While they share some similarities, hazing and bullying have different meanings. By definition, bullying typically refers to aggressive behavior among school-age children that is repeated over time, is intended to cause harm, and involves a real or perceived power imbalance (Olweus, 2016) whereas hazing is defined by its relationship to joining or maintaining membership in a group, club, or team. In some cases, incidents of hazing might meet all the criteria of bullying and in those cases, we might call hazing a type of group bullying. However, there are many instances of hazing that do not fit within the scope of bullying as defined. For example, sometimes hazing can involve single events as part of a “rookie night” or “initiation night.”  

A simple way to distinguish hazing from bullying is that hazing typically occurs for the expressed purpose of inclusion whereas youth who bully are typically seeking to exclude and marginalize another child. It’s important to understand the differences between hazing and bullying because many hazing incidents may go unrecognized or be overlooked if a school simply relies on its bullying policy to “cover” hazing. It’s also important to understand the similarities between hazing and bullying as this knowledge can help educators, families, and community members build the skills needed to intervene. Because hazing can contribute to abusive school environments where bullying and other problematic behaviors are more likely to thrive, identifying it and intervening early can help support a school community that is healthy and inclusive. 

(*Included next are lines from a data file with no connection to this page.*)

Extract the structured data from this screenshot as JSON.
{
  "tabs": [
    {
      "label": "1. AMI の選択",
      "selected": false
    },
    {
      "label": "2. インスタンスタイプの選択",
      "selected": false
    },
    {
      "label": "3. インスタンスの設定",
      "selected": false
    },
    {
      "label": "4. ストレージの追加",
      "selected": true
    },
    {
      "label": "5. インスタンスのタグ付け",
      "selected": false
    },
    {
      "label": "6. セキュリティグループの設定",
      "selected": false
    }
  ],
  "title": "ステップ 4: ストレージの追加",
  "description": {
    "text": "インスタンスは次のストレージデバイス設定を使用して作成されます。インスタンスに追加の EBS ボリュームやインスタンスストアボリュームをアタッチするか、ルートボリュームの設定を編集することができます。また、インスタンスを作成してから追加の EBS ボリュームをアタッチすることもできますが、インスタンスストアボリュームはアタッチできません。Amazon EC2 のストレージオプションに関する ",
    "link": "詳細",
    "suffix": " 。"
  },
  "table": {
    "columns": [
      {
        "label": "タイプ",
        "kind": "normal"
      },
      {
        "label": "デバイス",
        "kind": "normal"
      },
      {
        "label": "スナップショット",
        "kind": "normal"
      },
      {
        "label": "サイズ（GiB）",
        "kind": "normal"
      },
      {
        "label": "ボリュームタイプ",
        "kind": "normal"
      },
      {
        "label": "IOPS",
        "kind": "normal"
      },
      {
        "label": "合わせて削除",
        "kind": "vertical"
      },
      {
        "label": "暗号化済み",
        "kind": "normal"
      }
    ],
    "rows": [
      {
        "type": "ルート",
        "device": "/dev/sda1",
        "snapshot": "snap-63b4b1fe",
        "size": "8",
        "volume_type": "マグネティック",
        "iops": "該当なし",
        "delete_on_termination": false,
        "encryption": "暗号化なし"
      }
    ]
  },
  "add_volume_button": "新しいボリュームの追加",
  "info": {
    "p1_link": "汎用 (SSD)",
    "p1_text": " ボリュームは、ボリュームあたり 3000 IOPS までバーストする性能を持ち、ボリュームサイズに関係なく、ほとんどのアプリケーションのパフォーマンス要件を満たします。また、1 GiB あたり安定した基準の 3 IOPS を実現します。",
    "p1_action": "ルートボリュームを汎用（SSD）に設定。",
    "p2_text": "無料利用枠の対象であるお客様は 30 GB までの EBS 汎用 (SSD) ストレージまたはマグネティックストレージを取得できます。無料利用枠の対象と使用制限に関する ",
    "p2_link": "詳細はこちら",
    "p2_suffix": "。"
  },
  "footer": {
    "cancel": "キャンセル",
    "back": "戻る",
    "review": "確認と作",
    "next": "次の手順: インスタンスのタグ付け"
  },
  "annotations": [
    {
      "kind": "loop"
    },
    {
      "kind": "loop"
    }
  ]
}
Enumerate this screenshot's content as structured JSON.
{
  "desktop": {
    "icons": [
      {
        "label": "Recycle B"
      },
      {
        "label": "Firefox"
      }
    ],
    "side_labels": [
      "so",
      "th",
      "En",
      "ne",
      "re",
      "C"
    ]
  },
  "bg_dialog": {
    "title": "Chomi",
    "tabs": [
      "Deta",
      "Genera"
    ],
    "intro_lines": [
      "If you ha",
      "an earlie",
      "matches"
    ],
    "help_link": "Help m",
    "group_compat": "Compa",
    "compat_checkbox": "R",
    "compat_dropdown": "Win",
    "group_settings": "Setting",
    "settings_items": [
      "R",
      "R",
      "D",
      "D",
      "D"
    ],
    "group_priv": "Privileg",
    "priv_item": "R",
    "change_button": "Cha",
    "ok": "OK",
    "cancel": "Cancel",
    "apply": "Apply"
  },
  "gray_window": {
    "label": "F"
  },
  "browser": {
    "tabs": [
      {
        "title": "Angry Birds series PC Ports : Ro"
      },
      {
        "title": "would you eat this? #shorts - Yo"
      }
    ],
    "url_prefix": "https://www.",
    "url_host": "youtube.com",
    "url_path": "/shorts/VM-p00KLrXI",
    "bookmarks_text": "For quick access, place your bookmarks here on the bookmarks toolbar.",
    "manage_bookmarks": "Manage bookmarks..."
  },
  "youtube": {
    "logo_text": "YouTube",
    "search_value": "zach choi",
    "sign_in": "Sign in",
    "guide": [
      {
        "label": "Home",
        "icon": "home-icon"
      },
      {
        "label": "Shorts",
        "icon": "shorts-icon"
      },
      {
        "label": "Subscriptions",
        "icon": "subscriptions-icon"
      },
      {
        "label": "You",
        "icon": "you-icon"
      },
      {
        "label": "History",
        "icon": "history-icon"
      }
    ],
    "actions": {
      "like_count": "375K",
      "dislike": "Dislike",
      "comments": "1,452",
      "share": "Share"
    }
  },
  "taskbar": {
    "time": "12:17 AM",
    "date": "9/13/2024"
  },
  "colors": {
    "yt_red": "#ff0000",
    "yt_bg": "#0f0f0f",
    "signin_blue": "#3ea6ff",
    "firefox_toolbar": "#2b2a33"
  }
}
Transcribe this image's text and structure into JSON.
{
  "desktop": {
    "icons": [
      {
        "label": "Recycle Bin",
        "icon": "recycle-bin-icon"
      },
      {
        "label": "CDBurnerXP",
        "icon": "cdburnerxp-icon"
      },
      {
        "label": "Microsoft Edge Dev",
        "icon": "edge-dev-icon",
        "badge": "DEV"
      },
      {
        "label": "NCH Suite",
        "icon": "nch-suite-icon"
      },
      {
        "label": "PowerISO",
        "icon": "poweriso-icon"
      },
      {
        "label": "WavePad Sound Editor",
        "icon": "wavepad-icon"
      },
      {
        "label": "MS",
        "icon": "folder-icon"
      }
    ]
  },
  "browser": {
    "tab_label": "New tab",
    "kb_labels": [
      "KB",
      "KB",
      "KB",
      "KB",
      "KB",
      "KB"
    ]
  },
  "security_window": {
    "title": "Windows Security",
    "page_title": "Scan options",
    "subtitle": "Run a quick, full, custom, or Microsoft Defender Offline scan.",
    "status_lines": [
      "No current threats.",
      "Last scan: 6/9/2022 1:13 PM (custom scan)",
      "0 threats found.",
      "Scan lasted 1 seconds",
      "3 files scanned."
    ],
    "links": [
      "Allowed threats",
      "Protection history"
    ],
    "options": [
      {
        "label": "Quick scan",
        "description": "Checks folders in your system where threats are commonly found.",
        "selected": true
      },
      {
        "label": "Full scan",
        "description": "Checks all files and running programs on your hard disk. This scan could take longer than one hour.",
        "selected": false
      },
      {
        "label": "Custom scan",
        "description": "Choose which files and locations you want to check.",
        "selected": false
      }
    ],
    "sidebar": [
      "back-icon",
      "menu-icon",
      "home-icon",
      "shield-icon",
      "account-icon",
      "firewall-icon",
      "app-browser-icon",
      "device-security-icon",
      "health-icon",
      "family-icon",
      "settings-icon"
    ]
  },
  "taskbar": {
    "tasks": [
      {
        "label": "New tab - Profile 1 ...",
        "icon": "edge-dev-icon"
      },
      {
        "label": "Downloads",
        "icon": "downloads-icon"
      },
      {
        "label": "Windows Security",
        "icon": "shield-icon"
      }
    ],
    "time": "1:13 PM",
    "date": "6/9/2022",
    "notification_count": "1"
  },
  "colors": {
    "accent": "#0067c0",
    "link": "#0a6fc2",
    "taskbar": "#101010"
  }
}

Check out this infographic we’ve developed about hazing and bullying – view now.

High-risk Substance Use

Many in the general public have seen news stories where the intersections of hazing and alcohol have lethal consequences. Research has shown that alcohol misuse is frequently associated with hazing in some types of student groups like predominantly white college fraternities. Drinking large amounts of alcohol to the point of getting sick or passing out was a type of hazing behavior reported in a number of studies including the national hazing study and was noted by student-athletes, members of fraternities and sororities, club sport teams, and other types of groups. Substance (alcohol and other drug) misuse can impair judgment and capacity and impairment from substances can impede consent. For all these reasons, substance misuse and hazing can be a problematic combination. 

Without adequate resources and commitment to campus hazing prevention, hazing can contribute to creating a climate where abusive behavior is normalized or minimized – and to environments where other forms of violence and high-risk behaviors may be more likely to thrive. When we think about hazing prevention, we are thinking about preventing the senseless and tragic loss of student lives and we’re also thinking more expansively about how hazing prevention is a key part of an overall comprehensive approach to student health and well-being, inclusive campus communities, and student thriving.

Hazing and Leadership

Hazing occurs in the context of student clubs, teams, and other types of organizations including the military. These environments are arguably some of the most salient living-learning laboratories for leadership development. If hazing is part of a group’s culture, what might this mean for the leadership skills and perspectives these individuals are developing and taking with them into other areas of their lives? This is why StopHazing provides a focus on leadership development in our prevention work  – specifically social change leadership and ethical leadership development –as core strategies for hazing prevention at the individual and group levels. 

*Suggested page citation:
StopHazing Research Lab. (2020, December). Intersections of Hazing. StopHazing Consulting.